Be careful when handling ganciclovir capsules. Do not allow your skin, eyes, mouth, or nose to come into contact with broken or crushed ganciclovir capsules. If such contact occurs, wash your skin well with soap and water or rinse your eyes well with plain water.
You generally will receive intravenous (into a vein) ganciclovir for several weeks before you begin to take ganciclovir capsules. If your condition gets worse during your treatment, you may be given a second course of intravenous ganciclovir. Your doctor may decrease your dose of ganciclovir capsules if you experience side effects.
Ganciclovir controls CMV but does not cure it.It may take some time before you feel the full benefit of ganciclovir. Continue to take ganciclovir even if you feel well. Do not stop taking ganciclovir without talking to your doctor. Stopping to take ganciclovir too soon may cause the amount of CMV in your blood to increase or the virus to become resistant to this medication.
The manufacturer states that this medication should not be prescribed for other uses; ask your doctor or pharmacist for more information.
Be sure to drink plenty of fluids while you are taking ganciclovir.
Take the missed dose as soon as you remember it. However, if it is almost time for the next dose, skip the missed dose and continue your regular dosing schedule. Do not take a double dose to make up for a missed one.
loss of appetite
changes in ability to taste food
joint or muscle pain or cramps
seeing specks, flashes of light, or a dark curtain over everything
swelling of the hands, arms, feet, ankles, or lower legs
numbness, pain, burning, or tingling in the hands or feet
shaking hands that you cannot control
difficulty breathing or swallowing
Ganciclovir may cause other side effects. Call your doctor if you have any unusual problems while taking this medication.
If you experience a serious side effect, you or your doctor may send a report to the Food and Drug Administration's (FDA) MedWatch Adverse Event Reporting program online [at http://www.fda.gov/Safety/MedWatch] or by phone [1-800-332-1088].
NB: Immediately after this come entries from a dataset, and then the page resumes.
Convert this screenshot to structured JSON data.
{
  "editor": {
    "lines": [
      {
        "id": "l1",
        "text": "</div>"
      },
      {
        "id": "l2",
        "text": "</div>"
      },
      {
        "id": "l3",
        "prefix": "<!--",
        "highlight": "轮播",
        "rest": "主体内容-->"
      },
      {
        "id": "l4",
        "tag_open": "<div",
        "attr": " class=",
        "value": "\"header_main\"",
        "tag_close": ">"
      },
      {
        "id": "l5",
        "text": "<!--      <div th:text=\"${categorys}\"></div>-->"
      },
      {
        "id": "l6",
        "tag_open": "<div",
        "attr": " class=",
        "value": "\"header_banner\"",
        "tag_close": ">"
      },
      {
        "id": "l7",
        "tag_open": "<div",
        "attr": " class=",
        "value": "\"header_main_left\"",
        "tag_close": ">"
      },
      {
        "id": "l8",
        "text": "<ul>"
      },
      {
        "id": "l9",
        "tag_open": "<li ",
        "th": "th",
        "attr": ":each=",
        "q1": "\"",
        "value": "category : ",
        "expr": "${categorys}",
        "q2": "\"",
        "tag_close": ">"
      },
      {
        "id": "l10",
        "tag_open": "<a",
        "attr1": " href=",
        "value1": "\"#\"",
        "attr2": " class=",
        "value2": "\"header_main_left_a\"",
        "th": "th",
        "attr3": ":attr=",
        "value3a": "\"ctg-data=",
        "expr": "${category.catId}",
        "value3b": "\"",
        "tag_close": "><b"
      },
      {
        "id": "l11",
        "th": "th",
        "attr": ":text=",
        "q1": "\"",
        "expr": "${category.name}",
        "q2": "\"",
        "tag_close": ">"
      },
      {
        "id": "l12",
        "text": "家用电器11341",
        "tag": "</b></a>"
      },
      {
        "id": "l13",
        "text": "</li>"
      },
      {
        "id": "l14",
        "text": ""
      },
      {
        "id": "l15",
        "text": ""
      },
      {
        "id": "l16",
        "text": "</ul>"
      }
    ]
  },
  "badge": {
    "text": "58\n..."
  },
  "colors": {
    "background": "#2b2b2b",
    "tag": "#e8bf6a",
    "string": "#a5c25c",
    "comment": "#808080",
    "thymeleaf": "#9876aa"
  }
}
Keep this medication in the container it came in, tightly closed, and out of reach of children. Store it at room temperature and away from excess heat and moisture (not in the bathroom). Throw away any medication that is outdated or no longer needed. Talk to your pharmacist about the proper disposal of your medication.
In case of overdose, call your local poison control center at 1-800-222-1222. If the victim has collapsed or is not breathing, call local emergency services at 911.
loss of appetite
unusual bleeding or bruising
shortness of breath
sore throat, fever, chills, cough, or other signs of infection
swelling of the hands, arms, feet, ankles, or lower legs
yellowing of the skin or eyes
pain in the upper right part of the stomach
Your doctor may order regular eye exams while you are taking this medication. Keep all appointments with the ophthalmologist (eye exams).
Before having any laboratory test, tell your doctor and the laboratory personnel that you are taking ganciclovir.
Do not let anyone else take your medication. Ask your pharmacist any questions you have about refilling your prescription. Do not let your supply of ganciclovir run out.
It is important for you to keep a written list of all of the prescription and nonprescription (over-the-counter) medicines you are taking, as well as any products such as vitamins, minerals, or other dietary supplements. You should bring this list with you each time you visit a doctor or if you are admitted to a hospital. It is also important information to carry with you in case of emergencies.
Last Reviewed - 09/01/2010
AHFS® Consumer Medication Information. © Copyright, 2014. The American Society of Health-System Pharmacists, Inc., 7272 Wisconsin Avenue, Bethesda, Maryland. All Rights Reserved. Duplication for commercial use must be authorized by ASHP.